╭─ MATERIALS PROVIDED
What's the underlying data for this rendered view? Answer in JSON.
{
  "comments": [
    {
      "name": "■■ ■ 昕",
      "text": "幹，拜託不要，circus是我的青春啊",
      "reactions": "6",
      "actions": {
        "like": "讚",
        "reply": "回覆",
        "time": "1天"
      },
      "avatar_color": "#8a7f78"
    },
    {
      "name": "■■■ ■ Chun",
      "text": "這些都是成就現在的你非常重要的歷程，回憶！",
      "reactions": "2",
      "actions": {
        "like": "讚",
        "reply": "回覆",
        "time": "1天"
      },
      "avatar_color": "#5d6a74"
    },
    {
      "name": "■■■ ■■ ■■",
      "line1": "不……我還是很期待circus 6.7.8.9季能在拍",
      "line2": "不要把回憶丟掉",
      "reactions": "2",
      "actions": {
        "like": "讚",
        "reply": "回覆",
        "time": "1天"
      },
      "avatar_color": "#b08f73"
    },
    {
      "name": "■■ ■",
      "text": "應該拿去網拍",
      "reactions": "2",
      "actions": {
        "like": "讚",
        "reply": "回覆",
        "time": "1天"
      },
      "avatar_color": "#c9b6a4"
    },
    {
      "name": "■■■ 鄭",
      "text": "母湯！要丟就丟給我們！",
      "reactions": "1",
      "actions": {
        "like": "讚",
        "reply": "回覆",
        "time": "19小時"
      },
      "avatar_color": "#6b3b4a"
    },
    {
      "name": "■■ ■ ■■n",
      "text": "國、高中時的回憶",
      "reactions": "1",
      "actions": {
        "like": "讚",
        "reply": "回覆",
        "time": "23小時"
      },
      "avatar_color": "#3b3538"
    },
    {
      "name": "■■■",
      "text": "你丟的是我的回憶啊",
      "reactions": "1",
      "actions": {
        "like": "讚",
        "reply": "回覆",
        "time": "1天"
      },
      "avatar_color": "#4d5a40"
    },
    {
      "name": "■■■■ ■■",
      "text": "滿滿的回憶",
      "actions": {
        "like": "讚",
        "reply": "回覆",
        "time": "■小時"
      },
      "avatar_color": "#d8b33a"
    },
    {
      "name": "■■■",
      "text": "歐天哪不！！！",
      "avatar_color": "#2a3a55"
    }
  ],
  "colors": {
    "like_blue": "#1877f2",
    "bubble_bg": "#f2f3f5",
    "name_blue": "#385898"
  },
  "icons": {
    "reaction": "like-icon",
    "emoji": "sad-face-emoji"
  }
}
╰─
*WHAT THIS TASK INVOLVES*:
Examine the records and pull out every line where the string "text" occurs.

*RESPONSE TO THE EXERCISE*:
      "text": "幹，拜託不要，circus是我的青春啊",
      "text": "這些都是成就現在的你非常重要的歷程，回憶！",
      "text": "應該拿去網拍",
      "text": "母湯！要丟就丟給我們！",
      "text": "國、高中時的回憶",
      "text": "你丟的是我的回憶啊",
      "text": "滿滿的回憶",
      "text": "歐天哪不！！！",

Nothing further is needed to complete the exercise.